Indulgent treat and really easy to make. We needed to make some cakey type treats for my wife's work, they take cakes in to share from time to time. So instead of buying them, we both produced some goodies to make them a bit different from the norm.
I made these little meringues with the left over egg whites I had from the pastry I'd just made. It saves wasting the egg whites, and they taste rather nice too. I decided to make small spirals for the bases and some cone type shapes for the tops, to be filled with Chantilly cream. This is a two part job, so you have a meringue recipe and a Chantilly cream recipe
*** Please read the meringue recipe fully for the important bake information before you start or you could ruin your cooking plans and/or your meringues ***
Ingredients for the meringue recipe (made about 16 pairs)
- 3 egg whites
- 6 oz caster sugar
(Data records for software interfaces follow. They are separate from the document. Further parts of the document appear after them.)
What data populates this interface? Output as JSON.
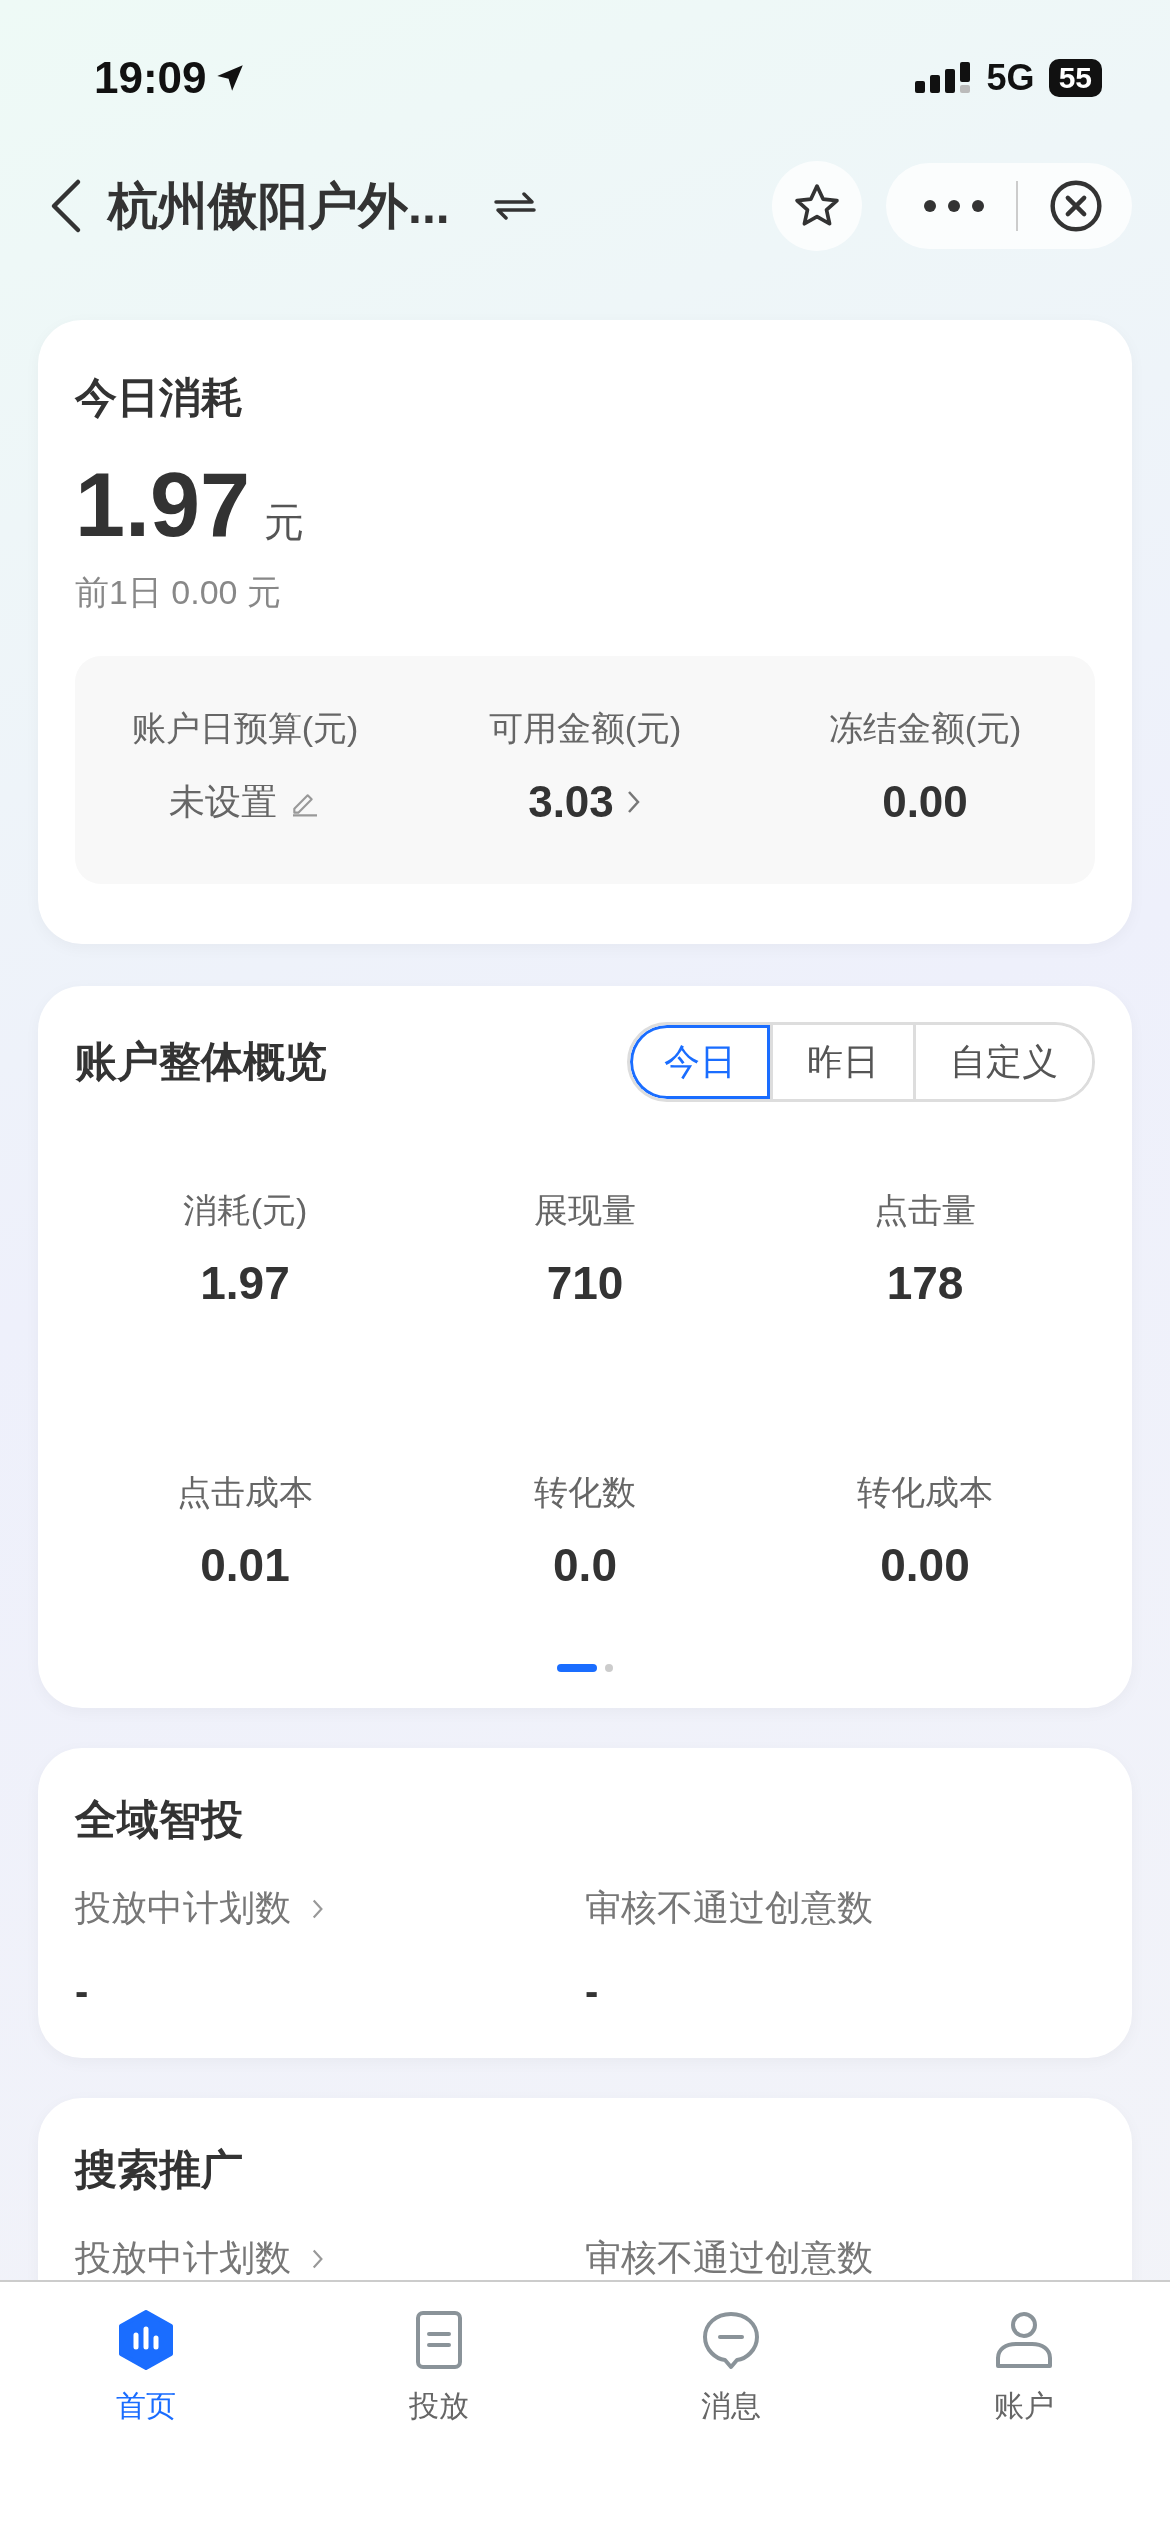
{
  "status_bar": {
    "time": "19:09",
    "network": "5G",
    "battery": "55"
  },
  "nav": {
    "title": "杭州傲阳户外..."
  },
  "today_card": {
    "title": "今日消耗",
    "amount": "1.97",
    "unit": "元",
    "previous": "前1日 0.00 元",
    "stats": [
      {
        "label": "账户日预算(元)",
        "value": "未设置",
        "kind": "editable"
      },
      {
        "label": "可用金额(元)",
        "value": "3.03",
        "kind": "link"
      },
      {
        "label": "冻结金额(元)",
        "value": "0.00",
        "kind": "plain"
      }
    ]
  },
  "overview": {
    "title": "账户整体概览",
    "tabs": [
      {
        "label": "今日",
        "selected": true
      },
      {
        "label": "昨日",
        "selected": false
      },
      {
        "label": "自定义",
        "selected": false
      }
    ],
    "metrics": [
      {
        "label": "消耗(元)",
        "value": "1.97"
      },
      {
        "label": "展现量",
        "value": "710"
      },
      {
        "label": "点击量",
        "value": "178"
      },
      {
        "label": "点击成本",
        "value": "0.01"
      },
      {
        "label": "转化数",
        "value": "0.0"
      },
      {
        "label": "转化成本",
        "value": "0.00"
      }
    ],
    "pages": [
      {
        "selected": true
      },
      {
        "selected": false
      }
    ]
  },
  "sections": [
    {
      "title": "全域智投",
      "items": [
        {
          "label": "投放中计划数",
          "value": "-",
          "link": true
        },
        {
          "label": "审核不通过创意数",
          "value": "-",
          "link": false
        }
      ]
    },
    {
      "title": "搜索推广",
      "items": [
        {
          "label": "投放中计划数",
          "link": true
        },
        {
          "label": "审核不通过创意数",
          "link": false
        }
      ]
    }
  ],
  "tab_bar": [
    {
      "label": "首页",
      "kind": "home",
      "selected": true
    },
    {
      "label": "投放",
      "kind": "doc",
      "selected": false
    },
    {
      "label": "消息",
      "kind": "chat",
      "selected": false
    },
    {
      "label": "账户",
      "kind": "user",
      "selected": false
    }
  ]
}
Ingredients for the Chantilly Cream recipe
- 200 ml double cream
- ¾oz or 20g of caster sugar
How to make the meringues
Preheat your oven to 150°C.
Tip you egg whites into a reasonably sized bowl to accommodate a whisk or hand mixer. If you want to use a kenwood chef style mixer with the whisk attachment this is fine too. Whisk away until the egg whites start to stiffen so that when the whisk is removed it leaves soft peaks. Continue to whisk whilst adding the sugar bit by bit. Not too much at any one time or else the mixture could collapse. Once all the sugar has been mixed in you should have a fairly strong mixture that shouldn't fall out of the bowl when turned upside down (do this at your own risk!). If it's not done enough it'll be runny, so don't tip it upside down otherwise it'll end up on the floor.
You'll need baking paper ready on baking trays. To prepare their shape I like to pipe out meringue mixture to give me more control over how they look, if you don't have a piping bag then I'm sure you can sort some kind of shape out with some spoons. To make the base meringues I make a spiral with the piping bag. Remember, the meringues will increase in size slightly in the oven, so don't make them too large (unless you're aiming for that). For the tops I once again use a piping bag and again a spiral but this time each swirl on top of the other like a 'Mr Wippy' or '99' Ice Cream. To be honest, both layers of meringue can look however you want but it might be best keeping to the same diameter. You are now ready to bake the meringues.
Pop the meringues into the oven on the trays and immediately drop the temperature to 140°C. Bake until their texture begins to look like they've solidified and their colour has begun to change from brilliant white. When you're happy switch the oven off.
*** Important part *** Leave the meringues as they are on their trays in the switched off oven. Allow to cool completely inside the oven. Don't cool artificially cool by opening the door. As you can see, if you're planning on using the oven this is the part that will kill your plans. Best time I find to make meringues is last thing in the evening. Switch off the oven and leave until the morning.
How to make the Chantilly Cream
I don't know if this is a correct Chantilly Cream, it's how I make it. The amounts I use are 10% sugar to the volume of liquid. So 200ml double cream = 20g sugar, 300ml double cream = 30g sugar, etc. Some people add a touch of vanilla essence or extract.
Whip the double cream as usual until the cream stiffens. Fold in he sugar bit by bit, and then you're done. Once again I use a piping bag to apply the cream to the base meringues, then place the top meringue on.
Told you it was easy.
- Written by Stuart Edge
- Category: Treats and Dessert Recipes
- Published: 09 May 2012